[Record extracts Boundary: Start]

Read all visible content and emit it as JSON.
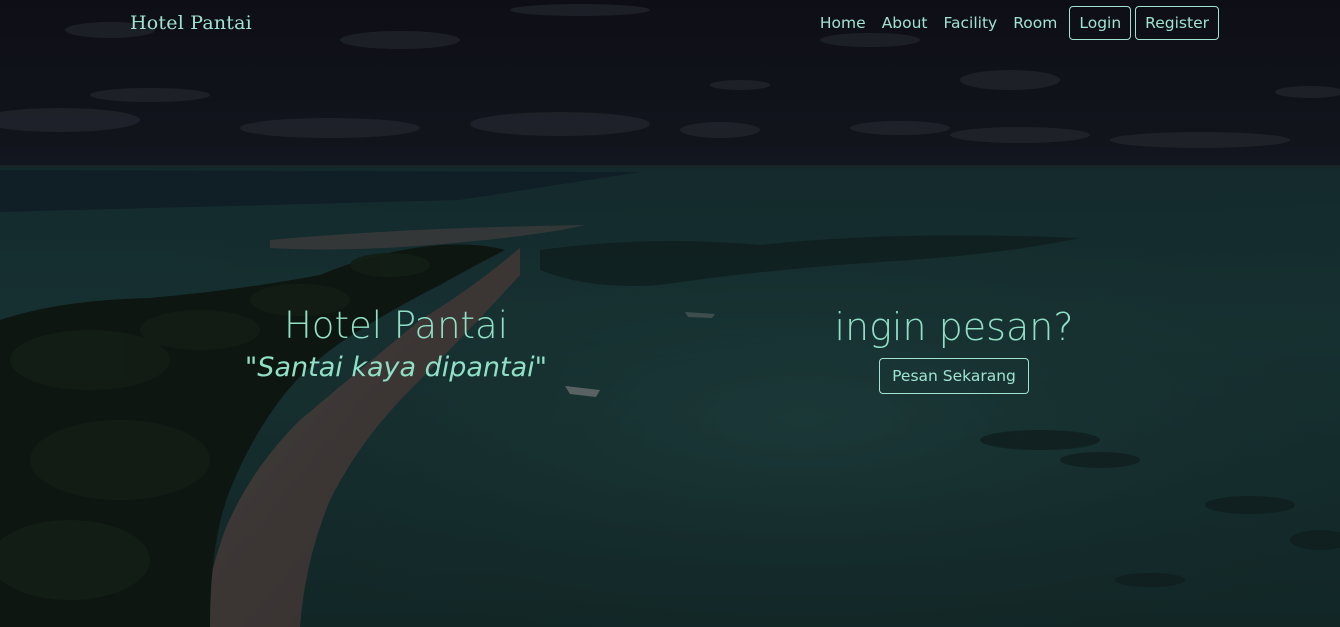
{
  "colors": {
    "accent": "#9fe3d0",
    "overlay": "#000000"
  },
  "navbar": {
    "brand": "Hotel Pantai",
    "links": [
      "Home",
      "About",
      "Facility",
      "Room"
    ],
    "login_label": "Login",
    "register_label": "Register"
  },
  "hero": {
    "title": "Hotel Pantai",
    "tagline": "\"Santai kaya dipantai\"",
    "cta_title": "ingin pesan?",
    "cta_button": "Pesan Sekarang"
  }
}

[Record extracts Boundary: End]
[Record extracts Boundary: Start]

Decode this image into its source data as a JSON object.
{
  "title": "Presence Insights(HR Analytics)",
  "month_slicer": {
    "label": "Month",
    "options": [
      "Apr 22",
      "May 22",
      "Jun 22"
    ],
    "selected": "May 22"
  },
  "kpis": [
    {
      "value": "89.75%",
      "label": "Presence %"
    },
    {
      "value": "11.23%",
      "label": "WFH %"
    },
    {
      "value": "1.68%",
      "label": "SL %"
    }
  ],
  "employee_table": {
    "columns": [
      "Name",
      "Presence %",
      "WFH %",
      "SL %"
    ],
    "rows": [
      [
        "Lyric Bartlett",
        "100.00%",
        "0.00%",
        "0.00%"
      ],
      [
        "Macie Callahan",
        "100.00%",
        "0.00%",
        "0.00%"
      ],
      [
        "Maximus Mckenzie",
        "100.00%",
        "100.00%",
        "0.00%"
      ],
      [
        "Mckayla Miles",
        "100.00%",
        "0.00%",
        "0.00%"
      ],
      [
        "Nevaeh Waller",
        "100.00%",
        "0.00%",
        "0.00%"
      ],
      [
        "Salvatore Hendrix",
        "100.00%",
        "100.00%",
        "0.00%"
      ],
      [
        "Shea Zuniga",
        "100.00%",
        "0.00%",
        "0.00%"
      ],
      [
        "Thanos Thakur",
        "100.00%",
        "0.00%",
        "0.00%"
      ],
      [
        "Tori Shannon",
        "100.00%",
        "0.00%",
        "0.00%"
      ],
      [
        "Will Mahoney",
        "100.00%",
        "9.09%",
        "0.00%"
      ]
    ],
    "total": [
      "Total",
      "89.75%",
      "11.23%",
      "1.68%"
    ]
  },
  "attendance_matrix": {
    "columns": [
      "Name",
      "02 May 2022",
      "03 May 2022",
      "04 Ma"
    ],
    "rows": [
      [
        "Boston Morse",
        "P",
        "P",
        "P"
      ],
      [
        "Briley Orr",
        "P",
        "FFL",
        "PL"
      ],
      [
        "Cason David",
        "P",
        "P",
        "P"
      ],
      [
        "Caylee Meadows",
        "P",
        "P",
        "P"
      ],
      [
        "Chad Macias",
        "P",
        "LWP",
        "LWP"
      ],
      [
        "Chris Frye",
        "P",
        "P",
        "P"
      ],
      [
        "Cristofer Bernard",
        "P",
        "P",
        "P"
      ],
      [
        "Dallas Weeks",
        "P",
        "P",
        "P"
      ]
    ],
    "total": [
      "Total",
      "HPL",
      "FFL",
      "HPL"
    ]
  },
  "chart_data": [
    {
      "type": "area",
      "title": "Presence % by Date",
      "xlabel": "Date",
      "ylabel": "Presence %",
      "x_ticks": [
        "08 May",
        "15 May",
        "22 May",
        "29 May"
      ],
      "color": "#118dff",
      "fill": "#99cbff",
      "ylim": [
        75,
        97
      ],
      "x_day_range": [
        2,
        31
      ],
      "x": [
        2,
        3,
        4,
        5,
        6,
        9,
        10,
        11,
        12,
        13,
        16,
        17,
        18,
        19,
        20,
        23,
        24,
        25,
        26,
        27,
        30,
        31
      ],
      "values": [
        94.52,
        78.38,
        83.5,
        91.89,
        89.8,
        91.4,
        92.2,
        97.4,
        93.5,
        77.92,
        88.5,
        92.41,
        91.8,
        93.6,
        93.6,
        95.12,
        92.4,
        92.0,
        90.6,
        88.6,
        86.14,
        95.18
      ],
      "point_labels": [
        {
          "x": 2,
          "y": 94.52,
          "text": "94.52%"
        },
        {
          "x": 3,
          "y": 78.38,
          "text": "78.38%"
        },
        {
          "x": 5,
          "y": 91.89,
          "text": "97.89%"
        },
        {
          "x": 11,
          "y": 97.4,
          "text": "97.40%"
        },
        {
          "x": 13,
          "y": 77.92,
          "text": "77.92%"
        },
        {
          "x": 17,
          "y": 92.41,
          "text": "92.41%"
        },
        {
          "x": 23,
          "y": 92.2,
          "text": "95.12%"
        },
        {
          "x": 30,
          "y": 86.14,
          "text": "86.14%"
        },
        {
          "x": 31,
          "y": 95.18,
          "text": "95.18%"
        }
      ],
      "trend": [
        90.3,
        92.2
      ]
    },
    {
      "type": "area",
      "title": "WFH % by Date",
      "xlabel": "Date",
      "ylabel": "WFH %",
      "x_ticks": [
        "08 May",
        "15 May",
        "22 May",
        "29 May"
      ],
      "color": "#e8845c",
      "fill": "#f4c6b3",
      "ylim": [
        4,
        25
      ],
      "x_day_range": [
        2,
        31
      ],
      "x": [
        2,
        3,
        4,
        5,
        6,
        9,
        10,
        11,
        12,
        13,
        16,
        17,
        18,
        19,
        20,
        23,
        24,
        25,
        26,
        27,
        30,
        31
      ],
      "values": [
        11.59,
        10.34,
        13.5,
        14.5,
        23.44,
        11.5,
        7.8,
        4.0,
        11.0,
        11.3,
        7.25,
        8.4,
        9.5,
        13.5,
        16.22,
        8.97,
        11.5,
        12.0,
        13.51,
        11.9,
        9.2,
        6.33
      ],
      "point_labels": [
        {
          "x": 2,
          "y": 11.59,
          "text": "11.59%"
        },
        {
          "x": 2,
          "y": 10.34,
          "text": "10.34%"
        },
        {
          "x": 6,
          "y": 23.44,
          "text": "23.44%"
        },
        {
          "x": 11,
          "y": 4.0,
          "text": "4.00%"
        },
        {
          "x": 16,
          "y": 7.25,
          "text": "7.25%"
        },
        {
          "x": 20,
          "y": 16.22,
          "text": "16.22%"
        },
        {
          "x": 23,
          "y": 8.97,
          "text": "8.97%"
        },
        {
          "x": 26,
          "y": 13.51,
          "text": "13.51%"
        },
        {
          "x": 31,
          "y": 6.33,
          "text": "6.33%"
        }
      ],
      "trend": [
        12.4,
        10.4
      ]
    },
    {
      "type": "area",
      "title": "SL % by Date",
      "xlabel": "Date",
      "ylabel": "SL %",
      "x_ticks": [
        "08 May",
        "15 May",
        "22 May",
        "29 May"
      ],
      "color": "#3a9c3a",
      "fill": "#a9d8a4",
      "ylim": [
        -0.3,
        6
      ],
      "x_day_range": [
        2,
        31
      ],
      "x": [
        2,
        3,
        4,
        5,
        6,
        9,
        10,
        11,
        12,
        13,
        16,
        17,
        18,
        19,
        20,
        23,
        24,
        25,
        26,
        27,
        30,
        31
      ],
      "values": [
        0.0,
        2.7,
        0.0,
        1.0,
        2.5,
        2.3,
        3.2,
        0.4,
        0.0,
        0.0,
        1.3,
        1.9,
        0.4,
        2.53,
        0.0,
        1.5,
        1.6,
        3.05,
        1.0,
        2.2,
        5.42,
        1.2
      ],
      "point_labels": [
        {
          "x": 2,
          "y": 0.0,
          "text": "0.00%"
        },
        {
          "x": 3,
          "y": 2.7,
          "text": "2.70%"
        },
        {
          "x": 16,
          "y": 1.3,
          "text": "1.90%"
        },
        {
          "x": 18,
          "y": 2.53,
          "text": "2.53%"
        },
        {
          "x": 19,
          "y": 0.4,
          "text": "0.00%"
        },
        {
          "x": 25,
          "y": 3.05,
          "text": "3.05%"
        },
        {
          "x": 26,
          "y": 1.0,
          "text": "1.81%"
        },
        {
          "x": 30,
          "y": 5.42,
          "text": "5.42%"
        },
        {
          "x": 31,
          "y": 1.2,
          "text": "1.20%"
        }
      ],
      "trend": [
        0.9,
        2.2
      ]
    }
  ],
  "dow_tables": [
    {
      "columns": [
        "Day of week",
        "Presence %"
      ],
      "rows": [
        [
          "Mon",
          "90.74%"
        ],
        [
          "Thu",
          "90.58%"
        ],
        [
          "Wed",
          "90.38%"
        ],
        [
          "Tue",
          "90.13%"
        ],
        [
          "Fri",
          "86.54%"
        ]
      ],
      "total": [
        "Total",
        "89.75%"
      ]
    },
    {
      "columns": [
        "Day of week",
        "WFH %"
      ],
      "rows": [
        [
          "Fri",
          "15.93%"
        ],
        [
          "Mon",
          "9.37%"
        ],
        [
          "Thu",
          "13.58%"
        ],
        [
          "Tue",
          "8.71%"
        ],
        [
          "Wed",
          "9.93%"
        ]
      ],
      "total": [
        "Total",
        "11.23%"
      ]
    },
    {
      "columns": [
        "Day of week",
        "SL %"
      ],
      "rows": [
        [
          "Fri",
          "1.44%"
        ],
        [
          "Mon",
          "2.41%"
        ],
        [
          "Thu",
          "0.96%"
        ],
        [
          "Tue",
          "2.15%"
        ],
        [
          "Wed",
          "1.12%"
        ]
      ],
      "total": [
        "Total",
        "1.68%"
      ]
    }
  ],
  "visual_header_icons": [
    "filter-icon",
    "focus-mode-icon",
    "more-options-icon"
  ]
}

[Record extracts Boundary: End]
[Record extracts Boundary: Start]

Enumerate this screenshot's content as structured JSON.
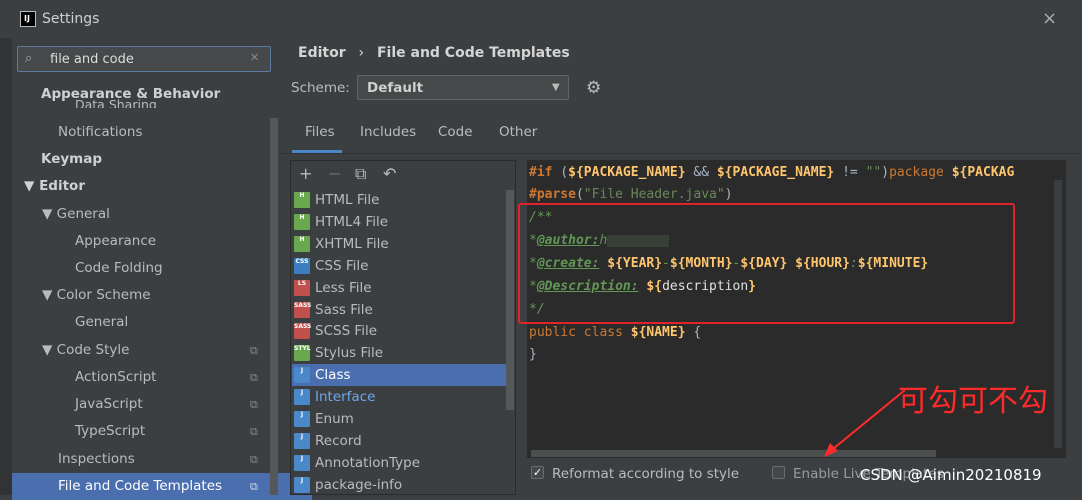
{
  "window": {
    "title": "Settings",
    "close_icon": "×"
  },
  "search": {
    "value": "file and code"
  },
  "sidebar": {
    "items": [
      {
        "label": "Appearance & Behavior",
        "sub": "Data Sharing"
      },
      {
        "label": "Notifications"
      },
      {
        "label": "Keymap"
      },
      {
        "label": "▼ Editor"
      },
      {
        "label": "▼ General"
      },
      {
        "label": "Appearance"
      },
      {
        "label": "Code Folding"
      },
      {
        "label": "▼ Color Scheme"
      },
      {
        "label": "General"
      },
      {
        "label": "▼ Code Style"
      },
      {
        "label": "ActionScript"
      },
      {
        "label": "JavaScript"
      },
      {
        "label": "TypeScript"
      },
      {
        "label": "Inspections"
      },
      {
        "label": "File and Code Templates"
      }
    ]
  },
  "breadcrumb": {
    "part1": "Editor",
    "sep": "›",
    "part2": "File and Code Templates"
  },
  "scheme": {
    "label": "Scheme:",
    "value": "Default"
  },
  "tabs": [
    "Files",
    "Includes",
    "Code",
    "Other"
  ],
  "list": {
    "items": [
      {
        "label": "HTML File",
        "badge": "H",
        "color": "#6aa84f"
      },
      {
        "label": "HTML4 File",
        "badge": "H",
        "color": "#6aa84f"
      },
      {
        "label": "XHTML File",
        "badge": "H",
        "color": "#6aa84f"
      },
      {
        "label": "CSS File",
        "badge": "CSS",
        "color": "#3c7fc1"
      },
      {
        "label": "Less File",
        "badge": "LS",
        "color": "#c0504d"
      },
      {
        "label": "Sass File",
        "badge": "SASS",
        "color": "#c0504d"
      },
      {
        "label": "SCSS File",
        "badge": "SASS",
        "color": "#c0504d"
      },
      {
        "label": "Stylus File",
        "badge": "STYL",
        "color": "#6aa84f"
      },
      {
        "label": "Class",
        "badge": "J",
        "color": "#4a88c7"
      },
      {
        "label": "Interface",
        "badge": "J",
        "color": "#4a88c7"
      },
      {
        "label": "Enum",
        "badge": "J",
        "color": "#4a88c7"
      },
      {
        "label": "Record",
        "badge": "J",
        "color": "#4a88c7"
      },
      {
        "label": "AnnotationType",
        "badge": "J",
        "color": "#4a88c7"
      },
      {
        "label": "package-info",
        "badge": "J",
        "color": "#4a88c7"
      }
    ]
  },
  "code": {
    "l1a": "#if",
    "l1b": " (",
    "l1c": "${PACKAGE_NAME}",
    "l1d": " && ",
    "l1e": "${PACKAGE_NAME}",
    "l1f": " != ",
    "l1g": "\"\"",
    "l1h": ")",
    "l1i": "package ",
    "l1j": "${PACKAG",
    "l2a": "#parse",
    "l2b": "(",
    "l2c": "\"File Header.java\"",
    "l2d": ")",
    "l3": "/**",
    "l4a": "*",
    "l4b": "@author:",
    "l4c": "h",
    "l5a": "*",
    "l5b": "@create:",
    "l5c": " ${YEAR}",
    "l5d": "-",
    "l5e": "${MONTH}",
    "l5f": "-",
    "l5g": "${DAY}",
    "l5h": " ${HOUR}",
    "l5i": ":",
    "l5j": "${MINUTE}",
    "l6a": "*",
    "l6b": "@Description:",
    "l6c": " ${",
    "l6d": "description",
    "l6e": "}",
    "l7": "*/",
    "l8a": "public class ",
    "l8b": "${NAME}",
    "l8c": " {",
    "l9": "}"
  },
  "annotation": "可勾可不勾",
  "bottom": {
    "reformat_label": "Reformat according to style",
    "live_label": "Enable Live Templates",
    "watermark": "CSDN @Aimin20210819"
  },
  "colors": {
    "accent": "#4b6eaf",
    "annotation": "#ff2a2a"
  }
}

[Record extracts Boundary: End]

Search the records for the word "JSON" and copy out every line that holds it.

> _Task answer_
Read all visible content and emit it as JSON.
Decode this image into its source data as a JSON object.
Enumerate this screenshot's content as structured JSON.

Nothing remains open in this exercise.